THE DATA START
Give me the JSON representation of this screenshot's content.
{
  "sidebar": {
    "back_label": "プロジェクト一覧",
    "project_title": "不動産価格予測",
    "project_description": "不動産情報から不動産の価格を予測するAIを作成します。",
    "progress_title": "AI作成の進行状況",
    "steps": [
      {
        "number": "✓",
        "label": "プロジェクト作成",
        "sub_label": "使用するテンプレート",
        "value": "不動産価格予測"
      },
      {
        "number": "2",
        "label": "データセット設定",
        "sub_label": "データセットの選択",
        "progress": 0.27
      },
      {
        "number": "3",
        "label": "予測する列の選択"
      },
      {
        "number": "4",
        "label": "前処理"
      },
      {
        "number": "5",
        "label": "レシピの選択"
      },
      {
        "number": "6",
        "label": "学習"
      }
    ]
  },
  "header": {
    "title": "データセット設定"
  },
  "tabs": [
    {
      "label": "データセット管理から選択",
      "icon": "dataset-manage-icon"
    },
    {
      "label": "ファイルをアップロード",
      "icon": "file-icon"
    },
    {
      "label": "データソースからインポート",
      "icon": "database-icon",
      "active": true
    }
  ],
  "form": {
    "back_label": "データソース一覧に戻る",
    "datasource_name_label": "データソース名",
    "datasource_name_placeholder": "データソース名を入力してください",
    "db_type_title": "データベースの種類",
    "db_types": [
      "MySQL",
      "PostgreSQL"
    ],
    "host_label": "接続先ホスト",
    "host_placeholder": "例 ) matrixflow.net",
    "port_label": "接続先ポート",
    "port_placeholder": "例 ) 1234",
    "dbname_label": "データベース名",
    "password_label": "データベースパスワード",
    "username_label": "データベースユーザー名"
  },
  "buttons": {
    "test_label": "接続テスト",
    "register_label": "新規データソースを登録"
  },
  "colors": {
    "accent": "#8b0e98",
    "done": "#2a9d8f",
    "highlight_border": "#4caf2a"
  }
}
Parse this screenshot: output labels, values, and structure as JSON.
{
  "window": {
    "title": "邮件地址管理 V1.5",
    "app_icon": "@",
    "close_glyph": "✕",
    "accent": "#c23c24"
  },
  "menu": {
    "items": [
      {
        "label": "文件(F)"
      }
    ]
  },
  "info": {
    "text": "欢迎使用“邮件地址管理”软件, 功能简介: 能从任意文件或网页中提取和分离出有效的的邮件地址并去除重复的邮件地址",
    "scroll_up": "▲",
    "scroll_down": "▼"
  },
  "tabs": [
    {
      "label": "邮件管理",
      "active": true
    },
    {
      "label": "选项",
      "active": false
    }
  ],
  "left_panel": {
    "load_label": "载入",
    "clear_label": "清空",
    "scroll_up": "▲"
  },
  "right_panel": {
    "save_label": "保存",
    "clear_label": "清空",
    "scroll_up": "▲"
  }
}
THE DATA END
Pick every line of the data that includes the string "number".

- EXERCISE OUTPUT:
        "number": "✓",
        "number": "2",
        "number": "3",
        "number": "4",
        "number": "5",
        "number": "6",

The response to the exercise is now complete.